Action item:
Reproduce all the entries, matching the original word for word.

Given entries:
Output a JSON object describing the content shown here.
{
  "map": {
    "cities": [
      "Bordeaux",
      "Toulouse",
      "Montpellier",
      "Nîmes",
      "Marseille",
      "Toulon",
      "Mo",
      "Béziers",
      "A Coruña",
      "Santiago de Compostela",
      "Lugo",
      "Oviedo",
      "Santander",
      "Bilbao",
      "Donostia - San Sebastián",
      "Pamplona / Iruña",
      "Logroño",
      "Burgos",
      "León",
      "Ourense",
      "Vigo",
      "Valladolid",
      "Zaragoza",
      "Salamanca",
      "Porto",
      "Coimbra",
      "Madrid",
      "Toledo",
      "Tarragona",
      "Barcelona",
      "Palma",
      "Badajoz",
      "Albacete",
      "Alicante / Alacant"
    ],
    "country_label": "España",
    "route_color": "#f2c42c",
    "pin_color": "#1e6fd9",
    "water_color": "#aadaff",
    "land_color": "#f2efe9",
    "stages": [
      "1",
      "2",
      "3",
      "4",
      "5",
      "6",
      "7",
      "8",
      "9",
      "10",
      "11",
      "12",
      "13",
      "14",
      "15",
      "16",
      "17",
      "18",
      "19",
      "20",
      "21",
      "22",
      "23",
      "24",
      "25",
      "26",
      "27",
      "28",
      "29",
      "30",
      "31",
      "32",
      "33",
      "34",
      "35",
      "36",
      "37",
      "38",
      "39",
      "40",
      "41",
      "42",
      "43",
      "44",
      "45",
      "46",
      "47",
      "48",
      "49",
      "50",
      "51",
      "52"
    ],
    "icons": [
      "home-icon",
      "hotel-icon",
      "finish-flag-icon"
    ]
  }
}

Finished exercise:
Output a JSON object describing the content shown here.
{
  "map": {
    "cities": [
      "Bordeaux",
      "Toulouse",
      "Montpellier",
      "Nîmes",
      "Marseille",
      "Toulon",
      "Mo",
      "Béziers",
      "A Coruña",
      "Santiago de Compostela",
      "Lugo",
      "Oviedo",
      "Santander",
      "Bilbao",
      "Donostia - San Sebastián",
      "Pamplona / Iruña",
      "Logroño",
      "Burgos",
      "León",
      "Ourense",
      "Vigo",
      "Valladolid",
      "Zaragoza",
      "Salamanca",
      "Porto",
      "Coimbra",
      "Madrid",
      "Toledo",
      "Tarragona",
      "Barcelona",
      "Palma",
      "Badajoz",
      "Albacete",
      "Alicante / Alacant"
    ],
    "country_label": "España",
    "route_color": "#f2c42c",
    "pin_color": "#1e6fd9",
    "water_color": "#aadaff",
    "land_color": "#f2efe9",
    "stages": [
      "1",
      "2",
      "3",
      "4",
      "5",
      "6",
      "7",
      "8",
      "9",
      "10",
      "11",
      "12",
      "13",
      "14",
      "15",
      "16",
      "17",
      "18",
      "19",
      "20",
      "21",
      "22",
      "23",
      "24",
      "25",
      "26",
      "27",
      "28",
      "29",
      "30",
      "31",
      "32",
      "33",
      "34",
      "35",
      "36",
      "37",
      "38",
      "39",
      "40",
      "41",
      "42",
      "43",
      "44",
      "45",
      "46",
      "47",
      "48",
      "49",
      "50",
      "51",
      "52"
    ],
    "icons": [
      "home-icon",
      "hotel-icon",
      "finish-flag-icon"
    ]
  }
}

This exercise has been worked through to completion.